Nevergole would send an email to Hunter, Schwerin and Keita in November of that same year, laying out the terms for ABD’s “ongoing relationship” with Rosemont, as well as future steps to meet with the presidents of Cameroon and Senegal, which he said would help with “advancing the deals.”
Emails also show that Nevergole served a key role in facilitating meetings with foreign diplomats and world leaders. For example, Hunter was scheduled to meet with the ambassadors of Senegal and Cameroon in D.C. on Nov. 23, 2015, according to emails among Nevergole, Schwerin and Hunter’s scheduler, but it is unclear what was discussed at the meetings. Nevergole did not respond to Fox News Digital’s inquiry about the meetings.
However, an email from Nevergole to Schwerin about two weeks earlier sheds some light on what the discussions likely entailed, including introducing the deals they were working on in Senegal and having “the Ambassador of Senegal give the feedback to the President.”
“Ambassador can then coordinate a first meeting between the President, Mohamed and I,” Nevergole said. “Then at a later date all of us can schedule a subsequent meeting with the President.”

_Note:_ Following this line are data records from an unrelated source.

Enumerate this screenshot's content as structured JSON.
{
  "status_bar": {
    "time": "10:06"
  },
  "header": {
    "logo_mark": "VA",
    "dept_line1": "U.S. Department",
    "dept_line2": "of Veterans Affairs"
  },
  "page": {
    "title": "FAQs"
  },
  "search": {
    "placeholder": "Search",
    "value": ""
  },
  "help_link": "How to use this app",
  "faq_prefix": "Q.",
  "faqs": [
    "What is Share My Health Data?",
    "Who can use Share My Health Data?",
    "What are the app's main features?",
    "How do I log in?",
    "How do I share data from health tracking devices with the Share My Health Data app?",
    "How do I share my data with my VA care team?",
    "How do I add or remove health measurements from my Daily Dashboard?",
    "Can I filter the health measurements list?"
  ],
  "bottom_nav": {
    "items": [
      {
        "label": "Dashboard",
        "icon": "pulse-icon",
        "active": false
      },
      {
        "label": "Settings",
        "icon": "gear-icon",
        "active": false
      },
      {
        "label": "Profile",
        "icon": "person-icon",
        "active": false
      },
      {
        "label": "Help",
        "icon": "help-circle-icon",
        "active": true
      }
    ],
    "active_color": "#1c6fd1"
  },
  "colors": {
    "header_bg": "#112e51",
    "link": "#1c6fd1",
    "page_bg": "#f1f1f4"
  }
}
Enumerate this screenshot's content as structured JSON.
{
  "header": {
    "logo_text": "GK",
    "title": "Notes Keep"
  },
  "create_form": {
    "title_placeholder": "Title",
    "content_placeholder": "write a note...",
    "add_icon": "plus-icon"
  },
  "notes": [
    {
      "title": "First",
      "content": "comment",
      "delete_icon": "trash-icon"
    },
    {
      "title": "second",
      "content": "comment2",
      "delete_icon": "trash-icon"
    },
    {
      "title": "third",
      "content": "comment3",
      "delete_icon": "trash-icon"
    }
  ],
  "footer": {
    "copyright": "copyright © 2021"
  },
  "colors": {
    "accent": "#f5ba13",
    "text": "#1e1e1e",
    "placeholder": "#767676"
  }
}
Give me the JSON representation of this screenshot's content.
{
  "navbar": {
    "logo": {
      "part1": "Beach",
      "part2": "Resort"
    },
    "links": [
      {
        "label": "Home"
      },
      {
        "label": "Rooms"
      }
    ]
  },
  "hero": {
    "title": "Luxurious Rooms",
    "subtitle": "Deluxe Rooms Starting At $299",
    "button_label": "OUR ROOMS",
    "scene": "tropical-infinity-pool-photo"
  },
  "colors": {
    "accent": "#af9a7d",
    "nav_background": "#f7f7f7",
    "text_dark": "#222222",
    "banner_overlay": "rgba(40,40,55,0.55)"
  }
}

Nevergole laid out a similar outline for the meeting with the Ambassador of Cameroon.
A couple months after then-Vice President Biden left office in January 2017, Schwerin sent an email to Hunter, saying that Rosemont held equity in “30% of ABD’s interest in six energy, infrastructure and healthcare projects in Western Africa.” It is unclear whether Hunter still has an equity stake in those projects or whether there were other ABD projects that he was invested in.
In November 2021, after President Biden took office, ABD announced that Nevergole had signed a memorandum of understanding (MOU) with Senegal’s state-run Ageroute to “develop, finance, and construct two bridges to ensure trade between Senegal and its neighbors remains easily accessible.”

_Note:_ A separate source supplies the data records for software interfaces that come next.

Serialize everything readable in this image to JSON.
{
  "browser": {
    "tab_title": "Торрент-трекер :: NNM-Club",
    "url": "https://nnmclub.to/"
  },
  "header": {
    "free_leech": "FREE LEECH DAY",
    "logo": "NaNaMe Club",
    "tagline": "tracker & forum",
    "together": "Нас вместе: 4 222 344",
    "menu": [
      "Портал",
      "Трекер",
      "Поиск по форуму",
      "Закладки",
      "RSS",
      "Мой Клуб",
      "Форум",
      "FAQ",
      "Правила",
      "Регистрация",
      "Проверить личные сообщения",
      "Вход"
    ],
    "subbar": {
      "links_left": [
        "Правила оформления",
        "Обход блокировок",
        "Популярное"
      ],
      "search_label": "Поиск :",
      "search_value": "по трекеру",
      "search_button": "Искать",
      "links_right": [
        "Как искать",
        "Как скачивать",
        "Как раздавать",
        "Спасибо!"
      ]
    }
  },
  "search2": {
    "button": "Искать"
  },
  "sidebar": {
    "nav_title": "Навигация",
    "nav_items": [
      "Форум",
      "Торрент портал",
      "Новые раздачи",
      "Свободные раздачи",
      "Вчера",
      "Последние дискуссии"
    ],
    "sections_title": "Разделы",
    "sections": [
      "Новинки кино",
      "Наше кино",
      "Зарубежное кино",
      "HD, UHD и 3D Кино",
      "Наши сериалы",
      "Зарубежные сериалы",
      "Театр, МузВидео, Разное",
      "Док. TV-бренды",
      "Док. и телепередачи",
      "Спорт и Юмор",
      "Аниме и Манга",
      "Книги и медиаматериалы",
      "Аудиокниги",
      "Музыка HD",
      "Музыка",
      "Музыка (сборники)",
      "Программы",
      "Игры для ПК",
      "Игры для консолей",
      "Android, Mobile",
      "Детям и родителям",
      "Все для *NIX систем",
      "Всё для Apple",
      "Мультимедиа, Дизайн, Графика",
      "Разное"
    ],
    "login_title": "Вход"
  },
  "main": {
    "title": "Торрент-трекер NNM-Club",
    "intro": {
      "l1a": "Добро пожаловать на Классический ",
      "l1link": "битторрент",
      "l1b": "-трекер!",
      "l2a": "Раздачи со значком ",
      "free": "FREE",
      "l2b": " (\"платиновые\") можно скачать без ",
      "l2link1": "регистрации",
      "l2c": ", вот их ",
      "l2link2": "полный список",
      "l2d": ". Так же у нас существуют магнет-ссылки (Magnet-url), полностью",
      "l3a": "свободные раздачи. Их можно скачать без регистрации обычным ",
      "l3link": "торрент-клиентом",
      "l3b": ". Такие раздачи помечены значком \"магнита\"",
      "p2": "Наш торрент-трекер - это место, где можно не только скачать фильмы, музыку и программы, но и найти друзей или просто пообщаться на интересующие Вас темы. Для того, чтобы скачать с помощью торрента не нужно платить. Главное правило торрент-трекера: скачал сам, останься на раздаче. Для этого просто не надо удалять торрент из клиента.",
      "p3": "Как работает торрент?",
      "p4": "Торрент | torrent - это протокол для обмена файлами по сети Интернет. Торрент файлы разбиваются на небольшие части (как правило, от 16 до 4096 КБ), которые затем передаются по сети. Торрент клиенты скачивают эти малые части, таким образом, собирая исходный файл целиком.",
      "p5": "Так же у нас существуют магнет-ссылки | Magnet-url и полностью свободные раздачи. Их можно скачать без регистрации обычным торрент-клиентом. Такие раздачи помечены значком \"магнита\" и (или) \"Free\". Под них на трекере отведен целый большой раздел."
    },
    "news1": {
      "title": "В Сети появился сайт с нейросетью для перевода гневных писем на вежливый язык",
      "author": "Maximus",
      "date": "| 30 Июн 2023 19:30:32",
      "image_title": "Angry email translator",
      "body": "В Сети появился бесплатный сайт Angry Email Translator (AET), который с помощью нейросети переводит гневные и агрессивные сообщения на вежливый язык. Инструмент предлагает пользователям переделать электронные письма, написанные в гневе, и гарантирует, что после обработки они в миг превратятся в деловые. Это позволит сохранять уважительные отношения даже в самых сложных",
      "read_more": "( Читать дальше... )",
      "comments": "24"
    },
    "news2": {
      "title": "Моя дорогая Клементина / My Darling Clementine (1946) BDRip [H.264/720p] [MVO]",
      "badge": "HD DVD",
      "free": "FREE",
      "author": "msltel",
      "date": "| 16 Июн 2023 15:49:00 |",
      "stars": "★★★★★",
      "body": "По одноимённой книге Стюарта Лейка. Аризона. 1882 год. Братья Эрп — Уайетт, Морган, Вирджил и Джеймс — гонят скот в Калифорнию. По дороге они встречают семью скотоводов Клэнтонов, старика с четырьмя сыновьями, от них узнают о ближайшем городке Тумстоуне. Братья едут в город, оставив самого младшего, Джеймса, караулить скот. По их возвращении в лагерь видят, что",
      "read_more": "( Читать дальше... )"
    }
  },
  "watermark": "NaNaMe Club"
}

The Nov. 22, 2021, signing took place in Senegal and featured remarks from U.S. Secretary of State Antony Blinken.
“I believe that the ripple effects will be felt throughout Senegal. Better infrastructure can create jobs, can connect more people to cities, can improve public safety, and can increase resilience against climate change,” Blinken said at the event, according to an ABD press release.
Nevergole said in the release that “President Biden’s Build Back Better world initiative is delivering on its promise of driving investment in Africa, building new markets for American companies, and creating jobs at home and abroad.”

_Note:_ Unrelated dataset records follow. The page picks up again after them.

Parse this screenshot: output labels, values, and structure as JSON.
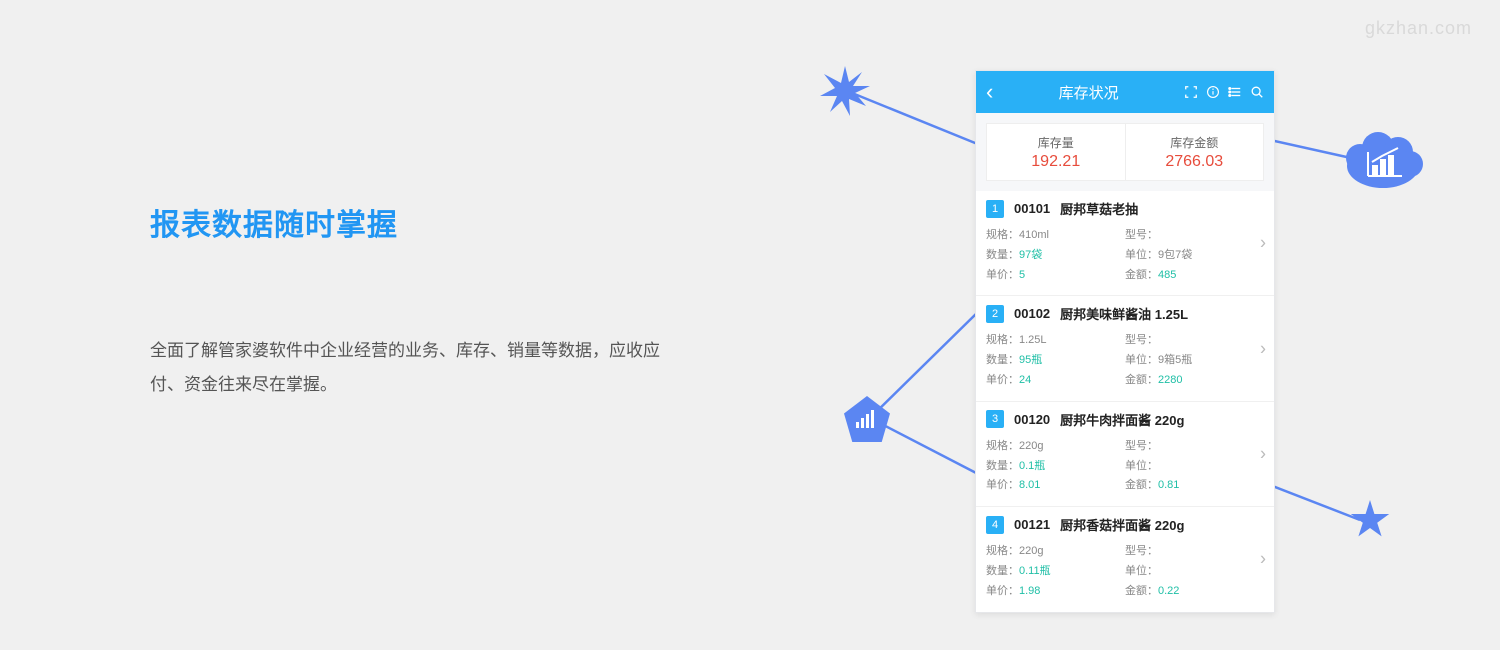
{
  "watermark": "gkzhan.com",
  "left": {
    "heading": "报表数据随时掌握",
    "paragraph": "全面了解管家婆软件中企业经营的业务、库存、销量等数据，应收应付、资金往来尽在掌握。"
  },
  "phone": {
    "header": {
      "title": "库存状况"
    },
    "summary": {
      "left_label": "库存量",
      "left_value": "192.21",
      "right_label": "库存金额",
      "right_value": "2766.03"
    },
    "labels": {
      "spec": "规格：",
      "model": "型号：",
      "qty": "数量：",
      "unit": "单位：",
      "price": "单价：",
      "amount": "金额："
    },
    "items": [
      {
        "idx": "1",
        "code": "00101",
        "name": "厨邦草菇老抽",
        "spec": "410ml",
        "model": "",
        "qty": "97袋",
        "unit": "9包7袋",
        "price": "5",
        "amount": "485"
      },
      {
        "idx": "2",
        "code": "00102",
        "name": "厨邦美味鲜酱油 1.25L",
        "spec": "1.25L",
        "model": "",
        "qty": "95瓶",
        "unit": "9箱5瓶",
        "price": "24",
        "amount": "2280"
      },
      {
        "idx": "3",
        "code": "00120",
        "name": "厨邦牛肉拌面酱 220g",
        "spec": "220g",
        "model": "",
        "qty": "0.1瓶",
        "unit": "",
        "price": "8.01",
        "amount": "0.81"
      },
      {
        "idx": "4",
        "code": "00121",
        "name": "厨邦香菇拌面酱 220g",
        "spec": "220g",
        "model": "",
        "qty": "0.11瓶",
        "unit": "",
        "price": "1.98",
        "amount": "0.22"
      }
    ]
  }
}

“We’re grateful for Secretary Blinken’s attendance at today’s MOU signing, alongside Minister Hott, on his first trip to Africa,” Nevergole said at the time. “This project will ensure the vitality of a key trade corridor between Senegal and its neighboring countries while supporting hundreds of jobs in both Senegal and the U.S.”
Nevergole attended a similar MOU signing in Senegal during the Trump administration in early 2020.
Notably, the majority of the advisory council’s members under Trump lost their spots under Biden. Of the 26 members appointed by Ross, only eight, including Nevergole, were reappointed by Raimondo. A Department of Commerce spokesperson pointed Fox News Digital to multiple resources outlining the process for applying for the council, including the application that Nevergole would have had to fill out. The presidential advisory board is not considered part of the federal government, and the appointees are unpaid.
In previous reporting, a spokesperson for the Department of Commerce told Fox News Digital that Nevergole’s “prior association with Hunter Biden played no role in” his reappointment by Raimondo.
The department did not respond to an inquiry Thursday.
Neither the White House, Nevergole, Schwerin nor Hunter’s lawyer responded to Fox News Digital’s requests for comment.
Fox News Digital’s Cameron Cawthorne contributed to this report.